Exercise
A precise repetition of every line below is the required answer.

Website and app data records:
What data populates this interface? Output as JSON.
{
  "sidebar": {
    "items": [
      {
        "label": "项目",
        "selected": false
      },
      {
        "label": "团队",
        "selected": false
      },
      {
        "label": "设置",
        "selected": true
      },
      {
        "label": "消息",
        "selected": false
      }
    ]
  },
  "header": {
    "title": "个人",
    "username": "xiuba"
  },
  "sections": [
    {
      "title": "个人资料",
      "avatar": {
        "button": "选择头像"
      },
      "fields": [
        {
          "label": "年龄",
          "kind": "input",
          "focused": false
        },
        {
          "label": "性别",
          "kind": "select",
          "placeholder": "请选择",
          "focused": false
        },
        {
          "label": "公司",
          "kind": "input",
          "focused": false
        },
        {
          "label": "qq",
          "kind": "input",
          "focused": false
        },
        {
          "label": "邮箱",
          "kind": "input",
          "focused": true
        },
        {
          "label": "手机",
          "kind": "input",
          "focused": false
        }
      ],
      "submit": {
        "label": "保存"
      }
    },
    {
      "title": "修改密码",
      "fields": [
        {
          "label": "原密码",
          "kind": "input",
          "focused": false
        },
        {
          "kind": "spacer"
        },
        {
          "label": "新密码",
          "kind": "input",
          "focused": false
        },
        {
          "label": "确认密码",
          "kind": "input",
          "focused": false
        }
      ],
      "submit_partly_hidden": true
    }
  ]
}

Result of this task
What data populates this interface? Output as JSON.
{
  "sidebar": {
    "items": [
      {
        "label": "项目",
        "selected": false
      },
      {
        "label": "团队",
        "selected": false
      },
      {
        "label": "设置",
        "selected": true
      },
      {
        "label": "消息",
        "selected": false
      }
    ]
  },
  "header": {
    "title": "个人",
    "username": "xiuba"
  },
  "sections": [
    {
      "title": "个人资料",
      "avatar": {
        "button": "选择头像"
      },
      "fields": [
        {
          "label": "年龄",
          "kind": "input",
          "focused": false
        },
        {
          "label": "性别",
          "kind": "select",
          "placeholder": "请选择",
          "focused": false
        },
        {
          "label": "公司",
          "kind": "input",
          "focused": false
        },
        {
          "label": "qq",
          "kind": "input",
          "focused": false
        },
        {
          "label": "邮箱",
          "kind": "input",
          "focused": true
        },
        {
          "label": "手机",
          "kind": "input",
          "focused": false
        }
      ],
      "submit": {
        "label": "保存"
      }
    },
    {
      "title": "修改密码",
      "fields": [
        {
          "label": "原密码",
          "kind": "input",
          "focused": false
        },
        {
          "kind": "spacer"
        },
        {
          "label": "新密码",
          "kind": "input",
          "focused": false
        },
        {
          "label": "确认密码",
          "kind": "input",
          "focused": false
        }
      ],
      "submit_partly_hidden": true
    }
  ]
}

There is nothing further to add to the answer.